"And he'd keep saying, 'I'm a Gopher. I'm not changing my mind. I'm not leaving coach Brewster.'"
As the season approaches, Sam Maresh needs Brewster to take the same leap of faith.
Doctors have green-lighted Maresh to run, hit and tackle. They have told him that with his condition, it's better to be the player delivering the blows than the one absorbing them. But if he feels symptoms like light-headedness or shortness of breath, he knows to shut it down.
"He's going to be pushing his heart to do things that most people wouldn't," Nishimura said. "It's going to be a combination of the amount of effort he's going to put out as well as the contact."
The risk is still there, but Maresh has cleared most of his hurdles.
"Most patients after surgery don't notice their incision, even if they've had a full sternotomy," Schaff said. "So once it's healed up completely, patients don't have a disability. But those are normal patients. Those aren't guys trying to stop a running back."
"His health is the most important thing," the surgeon continued, "but again, we don't see any reason he shouldn't try this."
The only reason, perhaps, is that no one else has.
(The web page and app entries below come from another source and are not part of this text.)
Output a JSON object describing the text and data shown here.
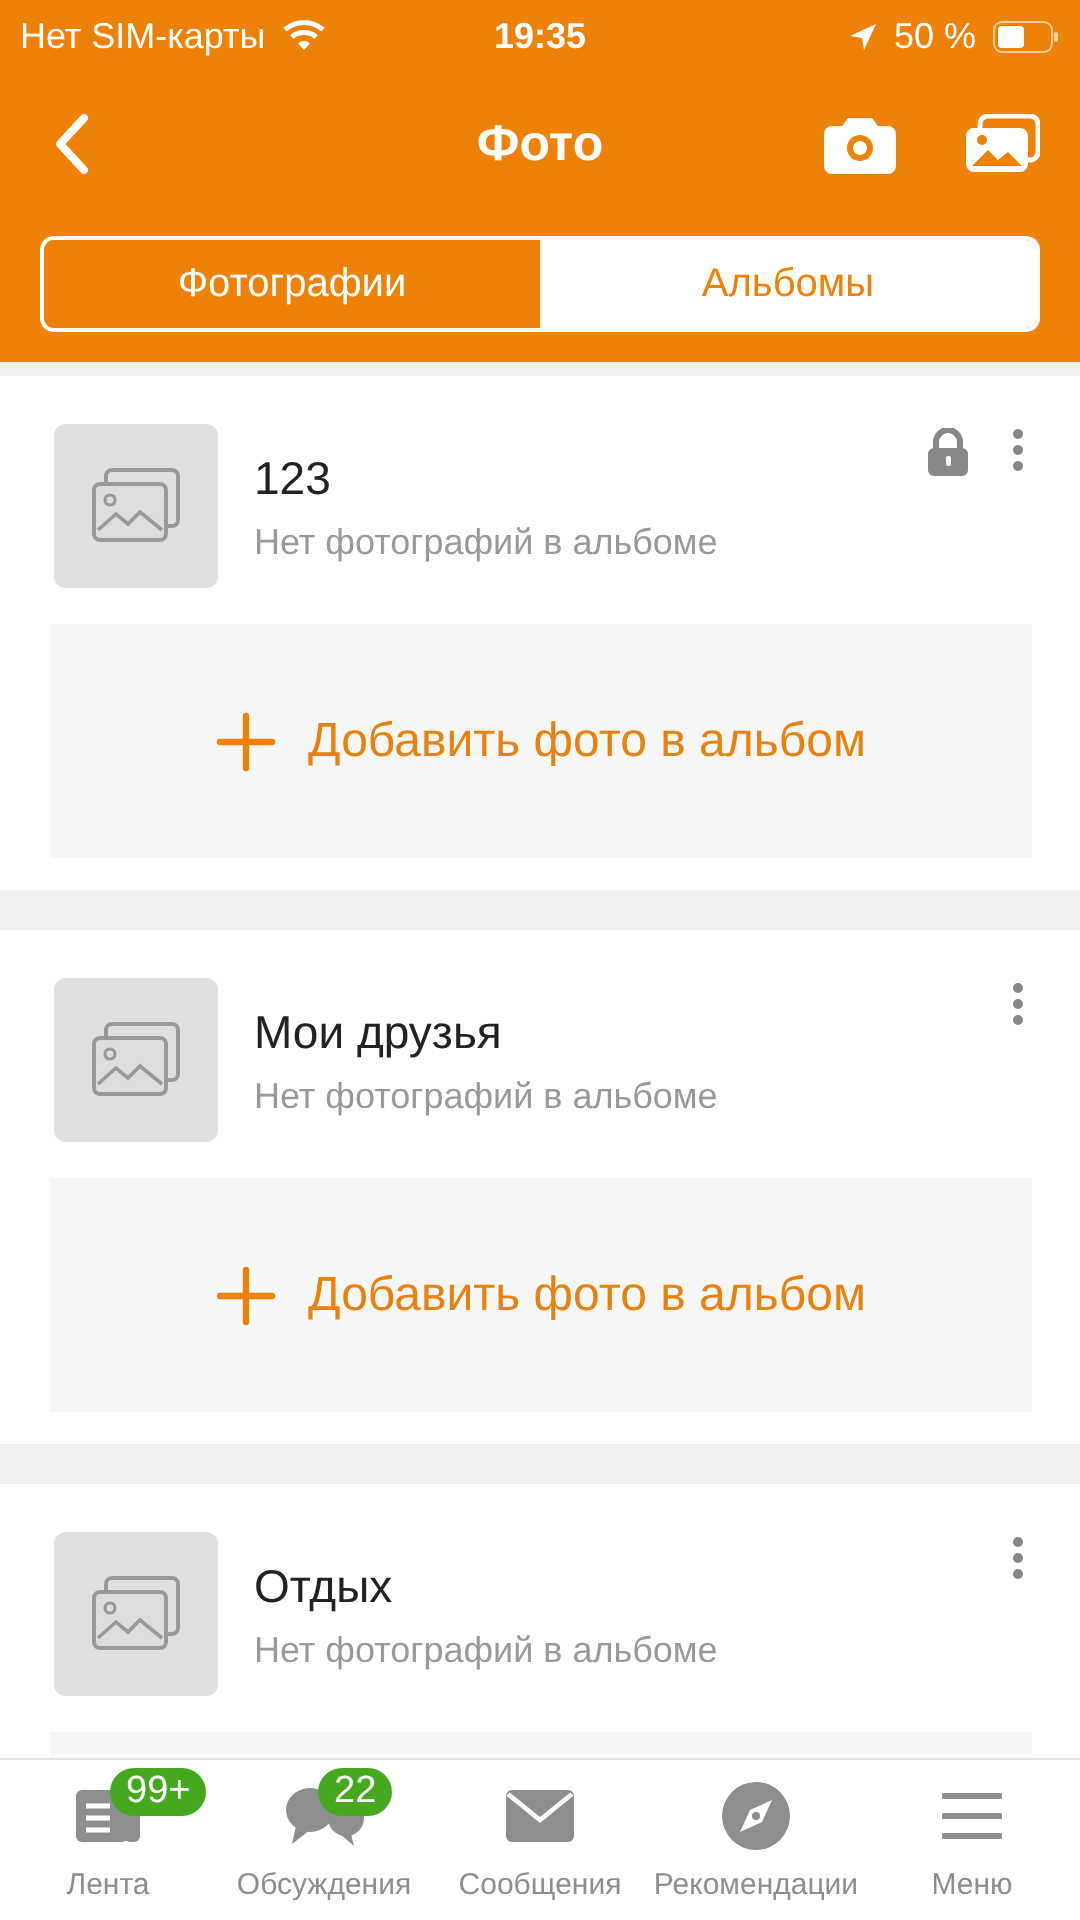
{
  "status_bar": {
    "carrier": "Нет SIM-карты",
    "time": "19:35",
    "battery": "50 %"
  },
  "nav": {
    "title": "Фото"
  },
  "tabs": [
    {
      "label": "Фотографии",
      "selected": false
    },
    {
      "label": "Альбомы",
      "selected": true
    }
  ],
  "albums": [
    {
      "title": "123",
      "subtitle": "Нет фотографий в альбоме",
      "locked": true,
      "add_label": "Добавить фото в альбом"
    },
    {
      "title": "Мои друзья",
      "subtitle": "Нет фотографий в альбоме",
      "locked": false,
      "add_label": "Добавить фото в альбом"
    },
    {
      "title": "Отдых",
      "subtitle": "Нет фотографий в альбоме",
      "locked": false
    }
  ],
  "tab_bar": [
    {
      "kind": "feed",
      "label": "Лента",
      "badge": "99+"
    },
    {
      "kind": "chat",
      "label": "Обсуждения",
      "badge": "22"
    },
    {
      "kind": "mail",
      "label": "Сообщения"
    },
    {
      "kind": "compass",
      "label": "Рекомендации"
    },
    {
      "kind": "menu",
      "label": "Меню"
    }
  ]
}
Brewster has dealt with players coming back from torn ACLs, dislocated shoulders, even bigger-picture injuries like concussions. He never has had a football player come back from open heart surgery.
"I'm probably going to be more cautious with Sam than he wants me to be," Brewster said. "I'm a father of three sons, and I like to say I treat my 117 players like they're all my sons. You just can't help but take a more cautious approach, and that's what we're going to do. We're going to make 100 percent certain that he's 100 percent ready to go."
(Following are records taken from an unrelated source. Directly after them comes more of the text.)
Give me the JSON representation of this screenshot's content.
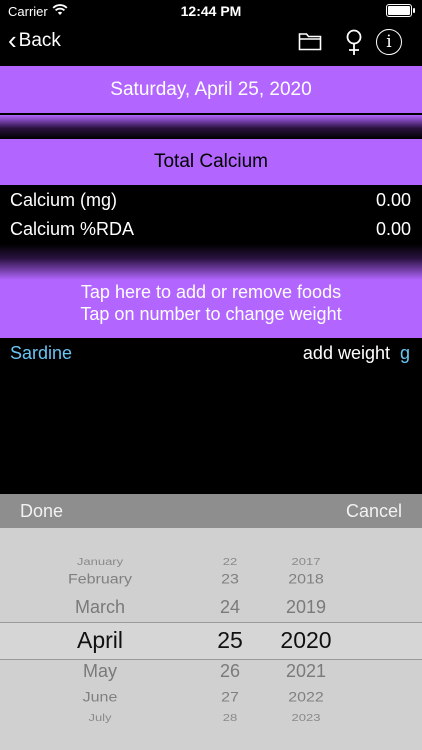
{
  "status": {
    "carrier": "Carrier",
    "time": "12:44 PM"
  },
  "nav": {
    "back_label": "Back",
    "icons": [
      "folder-icon",
      "venus-icon",
      "info-icon"
    ]
  },
  "date_bar": {
    "text": "Saturday, April 25, 2020"
  },
  "total": {
    "title": "Total Calcium"
  },
  "rows": [
    {
      "label": "Calcium (mg)",
      "value": "0.00"
    },
    {
      "label": "Calcium %RDA",
      "value": "0.00"
    }
  ],
  "tap_area": {
    "line1": "Tap here to add or remove foods",
    "line2": "Tap on number to change weight"
  },
  "food": {
    "name": "Sardine",
    "weight_label": "add weight",
    "unit": "g"
  },
  "picker": {
    "done_label": "Done",
    "cancel_label": "Cancel",
    "months": [
      "January",
      "February",
      "March",
      "April",
      "May",
      "June",
      "July"
    ],
    "days": [
      "22",
      "23",
      "24",
      "25",
      "26",
      "27",
      "28"
    ],
    "years": [
      "2017",
      "2018",
      "2019",
      "2020",
      "2021",
      "2022",
      "2023"
    ],
    "selected": {
      "month": "April",
      "day": "25",
      "year": "2020"
    }
  },
  "colors": {
    "purple": "#b266ff",
    "link_blue": "#6ac4f4",
    "picker_bg": "#d0d0d0",
    "toolbar_bg": "#8e8e8e"
  }
}
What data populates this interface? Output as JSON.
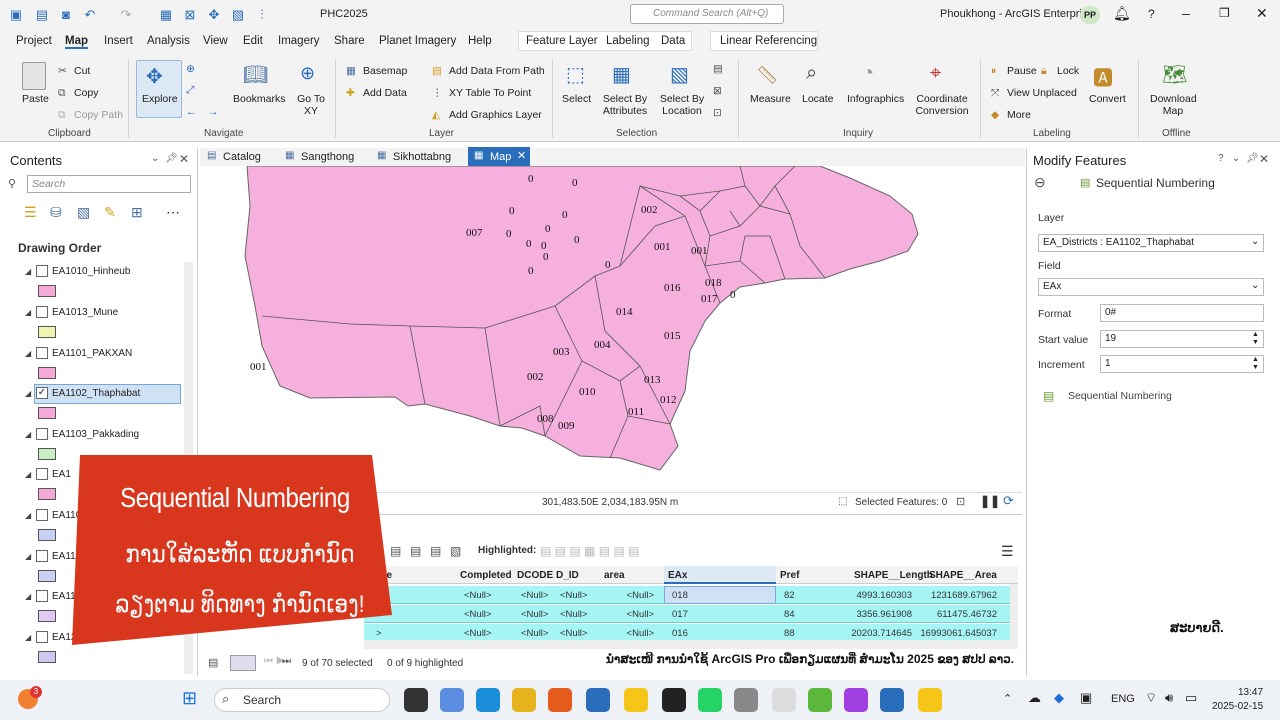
{
  "titlebar": {
    "project": "PHC2025",
    "command_search": "Command Search (Alt+Q)",
    "user": "Phoukhong - ArcGIS Enterprise",
    "avatar": "PP",
    "help": "?"
  },
  "menu": {
    "items": [
      "Project",
      "Map",
      "Insert",
      "Analysis",
      "View",
      "Edit",
      "Imagery",
      "Share",
      "Planet Imagery",
      "Help"
    ],
    "active": "Map",
    "context_tabs": [
      "Feature Layer",
      "Labeling",
      "Data"
    ],
    "linear": "Linear Referencing"
  },
  "ribbon": {
    "clipboard": {
      "paste": "Paste",
      "cut": "Cut",
      "copy": "Copy",
      "copy_path": "Copy Path",
      "group": "Clipboard"
    },
    "navigate": {
      "explore": "Explore",
      "bookmarks": "Bookmarks",
      "goto": "Go To XY",
      "group": "Navigate"
    },
    "layer": {
      "basemap": "Basemap",
      "add_data": "Add Data",
      "add_from_path": "Add Data From Path",
      "xy_table": "XY Table To Point",
      "add_graphics": "Add Graphics Layer",
      "group": "Layer"
    },
    "selection": {
      "select": "Select",
      "by_attr": "Select By Attributes",
      "by_loc": "Select By Location",
      "group": "Selection"
    },
    "inquiry": {
      "measure": "Measure",
      "locate": "Locate",
      "infographics": "Infographics",
      "coord": "Coordinate Conversion",
      "group": "Inquiry"
    },
    "labeling": {
      "pause": "Pause",
      "lock": "Lock",
      "view_unplaced": "View Unplaced",
      "more": "More",
      "convert": "Convert",
      "group": "Labeling"
    },
    "offline": {
      "download": "Download Map",
      "group": "Offline"
    }
  },
  "contents": {
    "title": "Contents",
    "search": "Search",
    "drawing_order": "Drawing Order",
    "layers": [
      {
        "name": "EA1010_Hinheub",
        "checked": false,
        "color": "#f5a9d8"
      },
      {
        "name": "EA1013_Mune",
        "checked": false,
        "color": "#eef5b0"
      },
      {
        "name": "EA1101_PAKXAN",
        "checked": false,
        "color": "#f5a9d8"
      },
      {
        "name": "EA1102_Thaphabat",
        "checked": true,
        "color": "#f5a9d8"
      },
      {
        "name": "EA1103_Pakkading",
        "checked": false,
        "color": "#c8f0c0"
      },
      {
        "name": "EA1",
        "checked": false,
        "color": "#f5a9d8"
      },
      {
        "name": "EA1105_",
        "checked": false,
        "color": "#c8d0f5"
      },
      {
        "name": "EA1106_Via",
        "checked": false,
        "color": "#c8d0f5"
      },
      {
        "name": "EA1107_",
        "checked": false,
        "color": "#e0c8f5"
      },
      {
        "name": "EA12",
        "checked": false,
        "color": "#d0c8f0"
      }
    ]
  },
  "tabs": [
    {
      "label": "Catalog"
    },
    {
      "label": "Sangthong"
    },
    {
      "label": "Sikhottabng"
    },
    {
      "label": "Map",
      "active": true
    }
  ],
  "map": {
    "fill": "#f5b0dd",
    "stroke": "#666",
    "labels": [
      {
        "t": "0"
      },
      {
        "t": "0"
      },
      {
        "t": "002"
      },
      {
        "t": "0"
      },
      {
        "t": "0"
      },
      {
        "t": "007"
      },
      {
        "t": "0"
      },
      {
        "t": "0"
      },
      {
        "t": "0"
      },
      {
        "t": "0"
      },
      {
        "t": "001"
      },
      {
        "t": "001"
      },
      {
        "t": "0"
      },
      {
        "t": "0"
      },
      {
        "t": "0"
      },
      {
        "t": "016"
      },
      {
        "t": "018"
      },
      {
        "t": "017"
      },
      {
        "t": "0"
      },
      {
        "t": "0"
      },
      {
        "t": "014"
      },
      {
        "t": "015"
      },
      {
        "t": "004"
      },
      {
        "t": "001"
      },
      {
        "t": "003"
      },
      {
        "t": "002"
      },
      {
        "t": "010"
      },
      {
        "t": "013"
      },
      {
        "t": "012"
      },
      {
        "t": "011"
      },
      {
        "t": "008"
      },
      {
        "t": "009"
      }
    ],
    "coords": "301,483.50E 2,034,183.95N m",
    "selected": "Selected Features: 0"
  },
  "attr": {
    "highlighted": "Highlighted:",
    "columns": [
      "ame",
      "Completed",
      "DCODE",
      "D_ID",
      "area",
      "EAx",
      "Pref",
      "SHAPE__Length",
      "SHAPE__Area"
    ],
    "rows": [
      [
        ">",
        "<Null>",
        "<Null>",
        "<Null>",
        "<Null>",
        "018",
        "82",
        "4993.160303",
        "1231689.67962"
      ],
      [
        ">",
        "<Null>",
        "<Null>",
        "<Null>",
        "<Null>",
        "017",
        "84",
        "3356.961908",
        "611475.46732"
      ],
      [
        ">",
        "<Null>",
        "<Null>",
        "<Null>",
        "<Null>",
        "016",
        "88",
        "20203.714645",
        "16993061.645037"
      ]
    ],
    "status1": "9 of 70 selected",
    "status2": "0 of 9 highlighted"
  },
  "modify": {
    "title": "Modify Features",
    "tool": "Sequential Numbering",
    "layer_label": "Layer",
    "layer_value": "EA_Districts : EA1102_Thaphabat",
    "field_label": "Field",
    "field_value": "EAx",
    "format_label": "Format",
    "format_value": "0#",
    "start_label": "Start value",
    "start_value": "19",
    "inc_label": "Increment",
    "inc_value": "1",
    "tool_item": "Sequential Numbering"
  },
  "banner": {
    "title": "Sequential Numbering",
    "line1": "ການໃສ່ລະຫັດ ແບບກຳນົດ",
    "line2": "ລຽງຕາມ ທິດທາງ ກຳນົດເອງ!",
    "color": "#d8371e"
  },
  "overlay": {
    "sig": "ສະບາຍດີ.",
    "caption": "ນຳສະເໜີ ການນຳໃຊ້ ArcGIS Pro ເພື່ອກຽມແຜນທີ່ ສຳມະໂນ 2025 ຂອງ ສປປ ລາວ."
  },
  "taskbar": {
    "search": "Search",
    "lang": "ENG",
    "time": "13:47",
    "date": "2025-02-15",
    "badge": "3"
  }
}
As a fellow coach, Bill Maresh empathizes with Brewster. But he also knows his son.
"He wants to move up the depth chart," Bill said. "That means that everybody's got to trust that he can. And think about being a coach, knowing, 'Well, what if I put him in there and something bad happens?' I talked to [Sam] and said, 'You're going to have to be kind of a driving force here.'
"That's going to take some pretty mature statements, saying, 'You need to put me in. If you don't put me in, you can't see where I fit here.'"
Sam Maresh spent Minnesota's first spring practice working with the third-string linebackers. He seemed to favor his left leg when running but participated in all the drills.
His conditioning isn't up to par yet, but he hasn't lost his football instincts.
"He's not looking at this like, 'I'm just happy to be out on the field,'" Butler said. "His goals are no different than they are for [Gophers defenders] Simoni Lawrence or Traye Simmons. He wants to play football in the NFL.
"Regardless of how his career ends up, whether he plays a down or whether he's a four-year starter and an All-American, you can't question that the kid truly wants to play football."
Brewster didn't hold back on national signing day in 2008, calling Maresh the "flag bearer for this university."
Maresh hasn't logged a play in maroon and gold, but his story has drawn interest and support from around the state and the country.
Well-wishers have flocked to the CaringBridge.org Web site the Maresh family set up to provide updates on Maresh during his comeback. His mother prints out most of the posts, which have come from places as far away as Arizona and Texas.
Some of Maresh's favorite messages have come from players and fans from rival high schools.
"I was the enemy," he said. "And it was really cool to see families from Blaine and Anoka, say, 'Hey, we're behind you. Who better to represent the state than you.'
"There are certain posts that leave you breathless. It really hits you how much support and comfort there is."
All that support will be packed into TCF Bank Stadium, Minnesota's new outdoor, on-campus facility, as it opens Sept. 12 with a game against Air Force.
Maresh thinks about the game nearly every day and admits he'll be nervous and a bit overwhelmed. But when it's time to take the field, he'll be ready.
"He's going to be out front, carrying that state of Minnesota flag into the stadium," Brewster said. "And nobody deserves it more than him."
Adam Rittenberg covers Big Ten football for ESPN.com. He can be reached at firstname.lastname@example.org